The geneticist Stanley Gartler told his audience at the Conference on Cell Tissue and Organ Culture that they had a huge, huge problem: whether they realized it or not, all their cell cultures were contaminated by HeLa.
He discovered this when he was running an experiment with the most commonly used cell cultures and found that they contained a genetic marker exclusive to black Americans.
And a more amazing realization: HeLa could float through the air on dust particles. So no matter how much scientists thought they were controlling contamination, HeLa hitched a ride on anything and everything.
Once the cells landed, they colonized everything.
The scientists lost their minds. If this was true, all of their research on specialized cell tissues meant nothing, since all the cells they worked on were really HeLa.
Gartler also explained that six of the contaminated lines came from the ATCC, the very vault that was meant to maintain pure cell lines.
He offered another piece to the puzzle: few new cell lines had grown since the scientific community consciously tried to stop cross-species contamination.
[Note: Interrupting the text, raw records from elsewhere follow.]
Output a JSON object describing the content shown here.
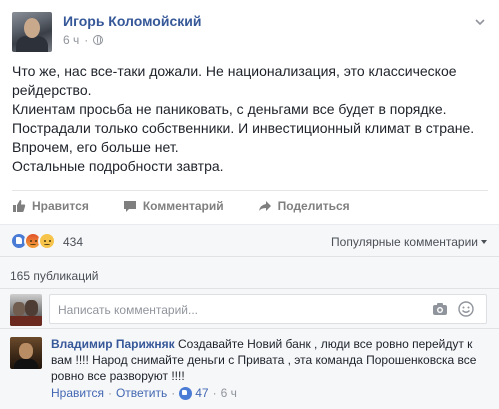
{
  "post": {
    "author": "Игорь Коломойский",
    "time": "6 ч",
    "paragraphs": [
      "Что же, нас все-таки дожали. Не национализация, это классическое рейдерство.",
      "Клиентам просьба не паниковать, с деньгами все будет в порядке.",
      "Пострадали только собственники. И инвестиционный климат в стране.",
      "Впрочем, его больше нет.",
      "Остальные подробности завтра."
    ]
  },
  "actions": {
    "like": "Нравится",
    "comment": "Комментарий",
    "share": "Поделиться"
  },
  "reactions": {
    "count": "434",
    "types": [
      "like-icon",
      "angry-icon",
      "sad-icon"
    ],
    "sort": "Популярные комментарии"
  },
  "shares": {
    "label": "165 публикаций"
  },
  "comment_input": {
    "placeholder": "Написать комментарий..."
  },
  "comment": {
    "author": "Владимир Парижняк",
    "text": "Создавайте Новий банк , люди все ровно перейдут к вам !!!! Народ снимайте деньги с Привата , эта команда Порошенковска все ровно все разворуют !!!!",
    "like_label": "Нравится",
    "reply_label": "Ответить",
    "likes": "47",
    "time": "6 ч"
  },
  "colors": {
    "link_blue": "#365899",
    "background_gray": "#f6f7f9",
    "like_blue": "#4a7bd5"
  }
}
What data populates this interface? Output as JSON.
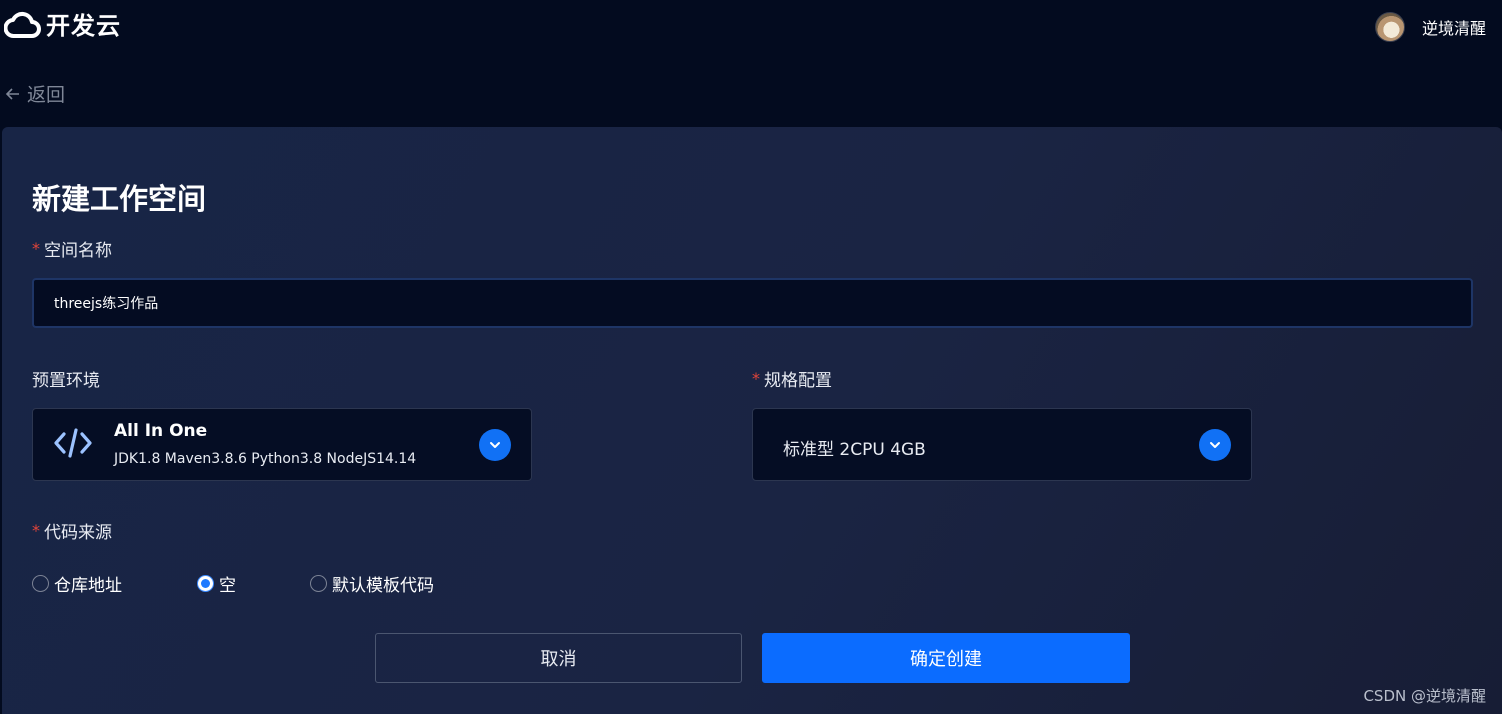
{
  "header": {
    "app_name": "开发云",
    "user_name": "逆境清醒"
  },
  "nav": {
    "back_label": "返回"
  },
  "form": {
    "title": "新建工作空间",
    "name_field": {
      "label": "空间名称",
      "required_mark": "*",
      "value": "threejs练习作品"
    },
    "env_field": {
      "label": "预置环境",
      "selected_name": "All In One",
      "selected_desc": "JDK1.8 Maven3.8.6 Python3.8 NodeJS14.14"
    },
    "spec_field": {
      "label": "规格配置",
      "required_mark": "*",
      "selected_value": "标准型 2CPU 4GB"
    },
    "source_field": {
      "label": "代码来源",
      "required_mark": "*",
      "options": [
        "仓库地址",
        "空",
        "默认模板代码"
      ],
      "selected": "空"
    },
    "cancel_label": "取消",
    "submit_label": "确定创建"
  },
  "watermark": "CSDN @逆境清醒",
  "colors": {
    "page_bg": "#030b1f",
    "panel_bg": "#182546",
    "accent": "#0b6cff",
    "required": "#e2453a"
  },
  "icons": [
    "cloud-logo-icon",
    "avatar",
    "arrow-left-icon",
    "code-icon",
    "chevron-down-icon"
  ]
}
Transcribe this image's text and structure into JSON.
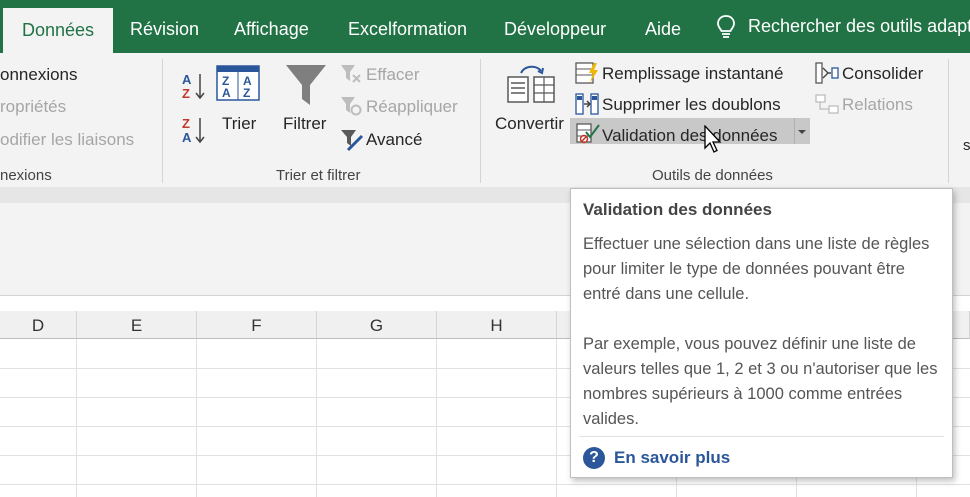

Once HeLa wasn't doing its thing in the culture dishes, cells wouldn't grow.
It really was like Gartler had dropped a bomb in the room. And the scientists weren't happy. They were in denial and tried to attack his methods.
But when they went back to their labs and tested their cultures, they found the same rare genetic marker that Gartler found in his own cell cultures.
And Hyatt, the guy who accidentally grew cancer on the Navy dude's arm, found that his skin cell culture had been contaminated with HeLa cells, even though he had none in his lab.
Scientists Robert Stevenson and others decided to develop genetic tests to detect the presence of HeLa cells.
Skloot tells us that it's this test that brought Henrietta's family back into the HeLa story.